Commercial truck and bus drivers are restricted by federal rules from sending text messages or talking on handheld cell phones while driving. The Federal Motor Carrier Safety Administration (FMSCA) imposed the rule to try to prevent distracted driving accidents involving large trucks. Truckers cannot hold a mobile phone to make a call or dial a phone by pressing more than a single button. Drivers may only use a hands free phone.

Cell Phones, Texting and Distracted Driving: Federal Regulations

FMSCA reports that recent research indicates that the chances of being involved in a crash are 23 times greater for drivers who are texting. The agency further reports that the average time a truck driver who is texting will take his or her eyes off the road is 4.6 seconds – enough time to drive the distance of a football field.

In September 2014, for example, a truck driver who said he was distracted crossed the median of Interstate 35 in Davis, Oklahoma, travelled 820 feet and collided with a bus carrying a Texas women’s softball team, killing four young women and injuring more than a dozen people. Investigators found no evidence that the driver tried to brake or swerve before the crash.

It’s clear that texting or manipulating a mobile phone is one of the most dangerous distractions for truck drivers. Considering that a fully loaded tractor trailer may weigh up to 80,000 lbs., any momentary distraction can cause a truck to get out of control. Drifting out of lanes or being slow to react to changing traffic conditions may mean death or severe injury to other motorists sharing the road.

Truck Driver Distractions

Researchers have studied truck driver distractions other than those associated with a cell phone to determine the degree of risk.

According to the FMCSA, distractions that pull the drivers eyes off the road for several critical seconds included:

  • Using a calculator (4.4 seconds)
  • Using a dispatching device (4.1 seconds)
  • Reading (4.3 seconds)
  • Writing (4.2 seconds)
  • Reading a map (3.9 seconds)
  • Reaching for an object (2.9 seconds).

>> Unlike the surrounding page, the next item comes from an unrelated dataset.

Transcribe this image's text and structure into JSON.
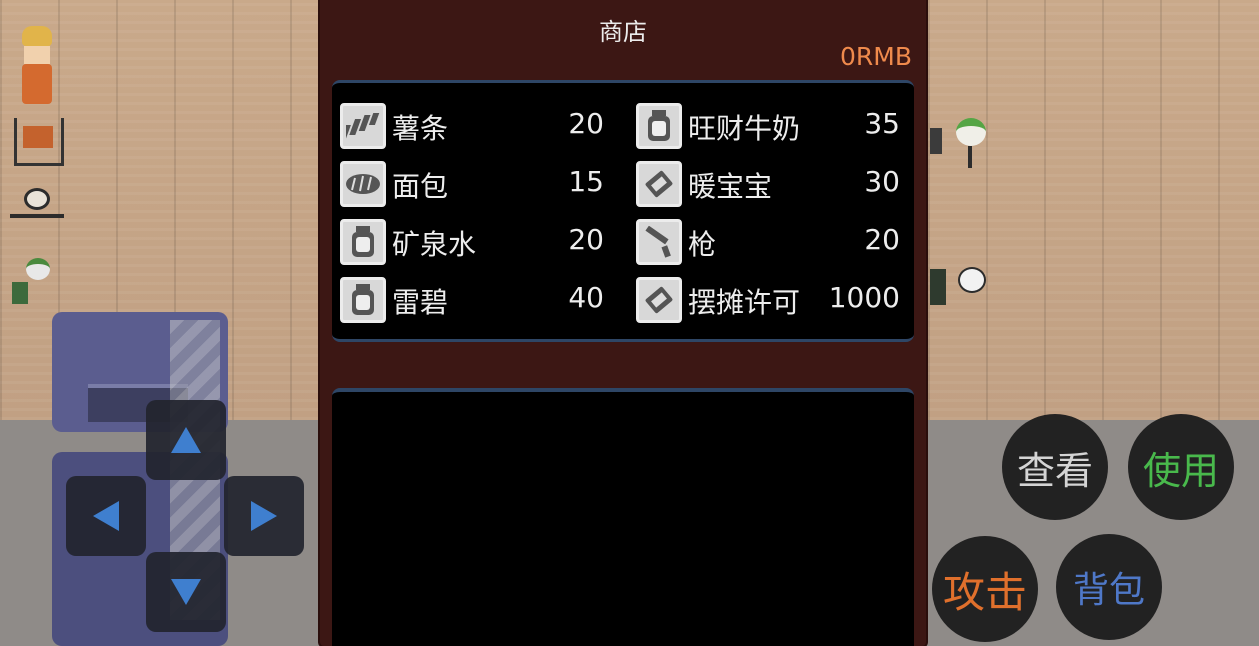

The number of fatal truck accidents in Oklahoma has increased yearly from 2010 to 2014, according to statistics issued by the FMSCA.

In 2014, there were 3,152 non-fatal truck or bus crashes, and 123 fatal crashes. The accidents caused 127 deaths and 1,581 injuries. Most of the people who sustain injuries in truck accidents are occupants of other vehicles.

Injured in a Truck Accident in Oklahoma? Call Burch, George and Germany

At Burch, George & Germany, you will find a highly professional team of attorneys that have an excellent track record. There is much at stake for a victim of a truck accident. There may be the need for long term care, or the injuries sustained may be catastrophic, leaving a person with a life forever changed.

Our legal team is respected for ethical practice, and about two-thirds of our cases are referrals directly from other law firms that trust us to do the right thing for their clients. You can reach us directly, and get the professional counsel you need in a truck accident case. Call now.